Recently I came across a discussion by Charles Taylor of Dostoyevsky on this very topic, in the former’s terrific book Sources of the Self. I find I’m unable to get it out of my head.

Dostoyevsky’s vision of rejection is something that people who have the highest moral sensibilities are the most vulnerable to, precisely because they are most sensitive to the ugliness in the world.

Rejecting the world seals one’s sense of its loathsomeness and of one’s own, insofar as one is part of it. And from this can only come acts of hate and destruction.
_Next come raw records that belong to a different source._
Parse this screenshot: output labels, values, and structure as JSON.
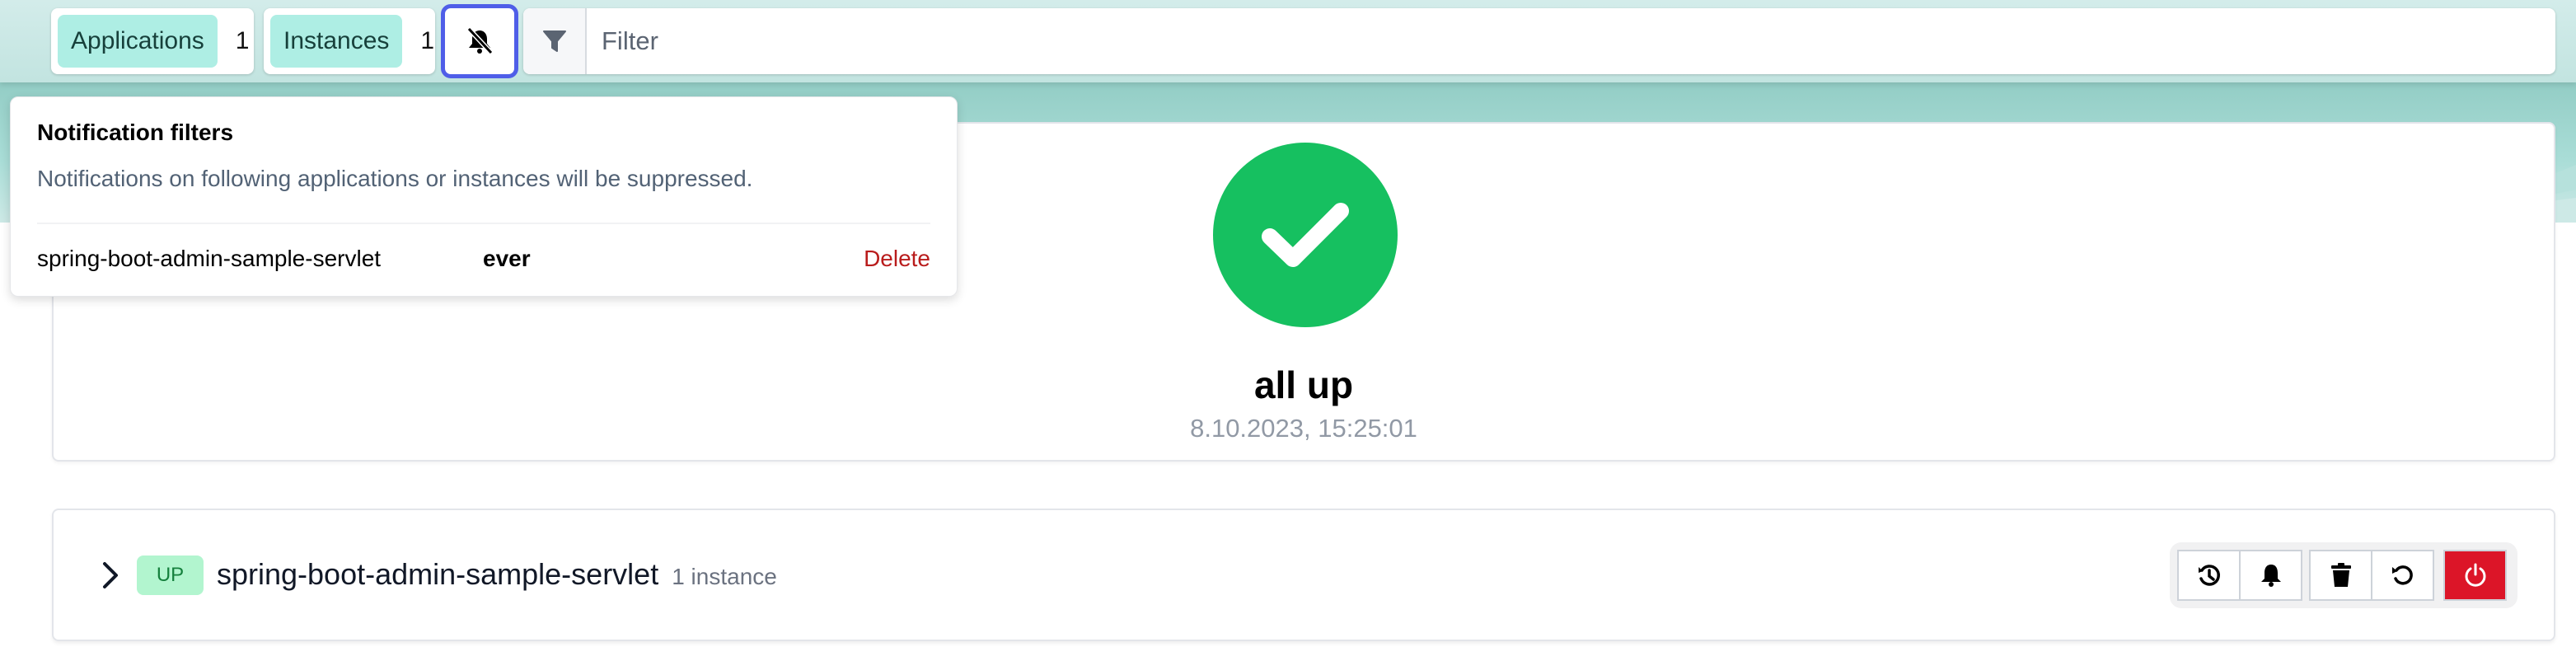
{
  "toolbar": {
    "applications": {
      "label": "Applications",
      "count": "1"
    },
    "instances": {
      "label": "Instances",
      "count": "1"
    },
    "mute_button_icon": "bell-slash-icon",
    "filter_icon": "funnel-icon",
    "search": {
      "value": "",
      "placeholder": "Filter"
    }
  },
  "notification_popover": {
    "title": "Notification filters",
    "description": "Notifications on following applications or instances will be suppressed.",
    "filters": [
      {
        "name": "spring-boot-admin-sample-servlet",
        "until": "ever",
        "action": "Delete"
      }
    ]
  },
  "status_summary": {
    "icon": "check-circle-icon",
    "title": "all up",
    "timestamp": "8.10.2023, 15:25:01",
    "color": "#16c060"
  },
  "applications": [
    {
      "status": "UP",
      "name": "spring-boot-admin-sample-servlet",
      "instances_label": "1 instance",
      "actions": [
        {
          "name": "journal",
          "icon": "history-icon"
        },
        {
          "name": "notifications",
          "icon": "bell-icon"
        },
        {
          "name": "unregister",
          "icon": "trash-icon"
        },
        {
          "name": "refresh",
          "icon": "refresh-icon"
        },
        {
          "name": "shutdown",
          "icon": "power-icon",
          "color": "#dc1528"
        }
      ]
    }
  ],
  "colors": {
    "accent_blue": "#4f5ee8",
    "danger": "#dc1528",
    "up_badge_bg": "#b2f5cf",
    "teal": "#aeeee4"
  }
}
Moreover, these radiate out from one in a chain, a kind of negative apostolic succession, as one inspires others through this loathing to loathe in their turn.

He continues:

Dostoyevsky’s rejectors arc “schismatics” (raskolniki), cut off from the world and hence grace. They cannot but wreak destruction. The noblest wreak it only on themselves. The most base destroy others. Although powered by the noblest sense of the injustice of things, this schism is ultimately also the fruit of pride, Dostoyevsky holds. We separate because we don’t want to see ourselves as part of the evil; we want to raise ourselves above it, away from the blame for it. The outward projection of the terrorist is the most violent manifestation of this common motive.

But acceptance is the only way to heal from the wounds inflicted by an ugly world:

What will transform us is an ability to love the world and ourselves, to see it as good in spite of the wrong. But this will only come to us if we can accept being part of it, and that means accepting responsibility. Just as ‘no one is to blame’ is the slogan of the materialist revolutionaries, so ‘we are all to blame’ is of Dostoyevsky’s healing figures. Loving the world and ourselves is in a sense a miracle, in face of all the evil and degradation that it and we contain. But the miracle comes on us if we accept being part of it. Involved in this is our acceptance of love from others. We become capable of love through being loved; and over against the perverse apostolic succession is a grace-dispensing one[.]

Acceptance means accepting responsibility.

The idea that greater transparency will make the world a better place is pretty popular these days. And yet it seems that massively expanded access to information has largely turned public discourse more vitriolic, and less forgiving.

Rather than shining a light on the darkness, it seems to me instead that we have closed ourselves off, afraid of allowing the darkness in. Yet there is already darkness within, and to close ourselves off is to leave ourselves alone with it.

To be exposed to so much of the ugliness of the world would be challenging in any time. But I think our current situation makes us particularly vulnerable. We are ideologically inclined to let “failure set the agenda,” and we lack a shared framework to justify wholeheartedly loving the world.

Growing up is a process of moving from earnest naiveté to accepting responsibility for being a part of the world. Few of us get to the wholehearted loving of the world, ugliness and all, that Dostoyevsky’s most saintly characters manage to achieve. And all of us feel the pull of rejection when we are faced by the world’s ugliness.

But each of us is capable of accepting the world, with its wonders and its horrors.